When there is talk about IT security and data breaches, people imagine shady criminals in a darkened room, in some far away land, working to infiltrate governments or large corporations. There is also a common misconception that the only targets for hackers and thieves are large businesses. Why would anyone bother with the local landscaper or pizza shop?
Well, because unlike the large corporations, which have huge corporate security budgets, small businesses are notorious for skimping on or completely ignoring IT security. Therefore, they are easy prey to anyone with ill intent.
Here are three common mistakes I’ve seen over the years that can be catastrophic to a small business:
1 – Unsecured Wireless Networks
This is probably the most common issue I see. Most new routers come with a pre-configured security key, which provides a certain level of security, but many business are still running wireless routers that are over five years old. Those routers are the ones that had the default Wireless Name (SSID) of ‘dlink’ or ‘linksys’, to cite a couple. Customers would buy those routers, plug them in, and immediately have wireless internet! Except that everyone else around them would too…
Usually, these routers aren’t isolated from the main network at all. An attacker can connect to the unsecured network and immediately have access to network resources… like shared folders, or even a complete customer database, in addition to the company’s Quickbooks files.
That’s an actual situation I came across, by the way. The client had no idea how close they were to suffering a catastrophic data breach, since I could read and write the files. Oops.
2 – No malware protection or inadequate protection
The second most common issue are clients that *still* don’t use proper malware protection. That includes anti-spyware and anti-virus software. Many feel protected with using just Windows Defender or Microsoft Security Essentials in a business environment. AVG Free is still frequently used, even though the protection offered is mediocre at best.
The reality is that you have to invest in a proper security software. Kaspersky and Panda are great options, and even though many clients are wary of Symantec products, they’re excellent options as well.
New malware is being created at an alarming rate, with exponential growth in the last five years. I remember a client last year that lost over $20,000 in sales over the course of the three days I had to keep his office shut down to clean the computers and perform Windows reinstalls.

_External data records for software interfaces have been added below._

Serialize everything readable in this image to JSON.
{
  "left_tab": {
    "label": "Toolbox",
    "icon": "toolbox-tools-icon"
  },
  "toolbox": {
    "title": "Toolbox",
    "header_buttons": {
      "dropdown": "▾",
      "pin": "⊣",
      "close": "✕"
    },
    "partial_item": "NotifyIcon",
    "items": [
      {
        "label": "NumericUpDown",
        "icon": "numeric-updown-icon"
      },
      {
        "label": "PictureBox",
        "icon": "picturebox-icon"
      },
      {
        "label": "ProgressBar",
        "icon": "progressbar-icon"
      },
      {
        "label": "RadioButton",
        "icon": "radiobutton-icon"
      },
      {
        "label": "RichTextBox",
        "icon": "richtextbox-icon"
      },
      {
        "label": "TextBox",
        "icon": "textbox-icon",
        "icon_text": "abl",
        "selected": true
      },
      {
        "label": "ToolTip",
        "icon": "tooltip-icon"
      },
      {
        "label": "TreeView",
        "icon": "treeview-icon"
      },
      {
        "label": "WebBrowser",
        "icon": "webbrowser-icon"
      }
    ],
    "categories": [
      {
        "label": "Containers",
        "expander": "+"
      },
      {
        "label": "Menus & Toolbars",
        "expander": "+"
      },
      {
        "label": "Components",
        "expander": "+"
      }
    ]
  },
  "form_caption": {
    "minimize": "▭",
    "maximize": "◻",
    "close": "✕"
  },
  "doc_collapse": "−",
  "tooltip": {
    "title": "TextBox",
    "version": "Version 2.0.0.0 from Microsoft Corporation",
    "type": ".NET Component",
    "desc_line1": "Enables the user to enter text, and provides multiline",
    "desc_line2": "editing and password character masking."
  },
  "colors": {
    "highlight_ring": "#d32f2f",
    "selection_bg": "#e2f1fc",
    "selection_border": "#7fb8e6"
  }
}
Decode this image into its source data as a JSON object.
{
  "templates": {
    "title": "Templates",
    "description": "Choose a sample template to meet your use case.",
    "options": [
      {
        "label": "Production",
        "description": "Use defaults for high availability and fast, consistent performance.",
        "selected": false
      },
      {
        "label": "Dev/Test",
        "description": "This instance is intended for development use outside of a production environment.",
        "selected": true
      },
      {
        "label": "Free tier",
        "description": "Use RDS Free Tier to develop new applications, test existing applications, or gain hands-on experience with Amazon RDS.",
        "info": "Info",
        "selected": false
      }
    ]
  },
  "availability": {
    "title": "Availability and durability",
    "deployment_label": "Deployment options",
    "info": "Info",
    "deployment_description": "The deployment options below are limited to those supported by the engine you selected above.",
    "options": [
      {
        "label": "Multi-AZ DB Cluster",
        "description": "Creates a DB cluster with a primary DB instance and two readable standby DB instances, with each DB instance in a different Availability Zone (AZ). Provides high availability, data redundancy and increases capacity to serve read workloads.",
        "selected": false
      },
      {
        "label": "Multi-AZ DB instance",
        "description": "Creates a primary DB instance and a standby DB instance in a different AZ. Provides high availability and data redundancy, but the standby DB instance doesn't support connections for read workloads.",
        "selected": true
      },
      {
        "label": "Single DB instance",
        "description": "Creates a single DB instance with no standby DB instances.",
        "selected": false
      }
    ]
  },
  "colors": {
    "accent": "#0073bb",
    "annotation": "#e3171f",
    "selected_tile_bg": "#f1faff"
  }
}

Buying a good security software is much cheaper than that.
3 – Using pirated software
This, thankfully, isn’t as common nowadays as it was in the past, but still happens often enough that it’s worth mentioning.
Business will decide they must buy an expensive piece of software. Say, Adobe Creative Suite or AutoCAD. They’ll go online, see the cost, and balk at the purchase. Someone will mention “why don’t you just torrent it? That way it’s free!”
That not only is a serious legal issue, should the publisher of the software decide to audit your business, but it’s also a massive security problem.
Usually, software acquired through illegal means will come with patched application files or key generators, enabling users to install and run the software without a valid licence. Unfortunately for the unsuspecting user, these key generators and patched files are usually infected with some sort of malware. This enables the creator to control the machine remotely or steal information stored on it.
Think about it this way: imagine you wanted to buy a $4000 gizmo. You then go to the nearest street corner and there’s a shady looking fellow that’s willing to give you that gizmo for free. Would you take it? I doubt many people would.
4 – Thinking you’re safe because you have a Mac
It’s also worth mentioning that Apple computers are not immune to malware, contrary to general perception. A few years ago, a malware popped up that infected Apple computers through pirated copies of Photoshop and iWork ’09. This malware enabled malicious users to take control of the computer and steal data from it. Not to mention a Trojan that infected over half a million Macs back in 2012.
Therefore, if you have an Apple computer, make sure to take the same precautions as you would on a Windows machine, such as installing adequate malware protection software!
Cat Digital Solutions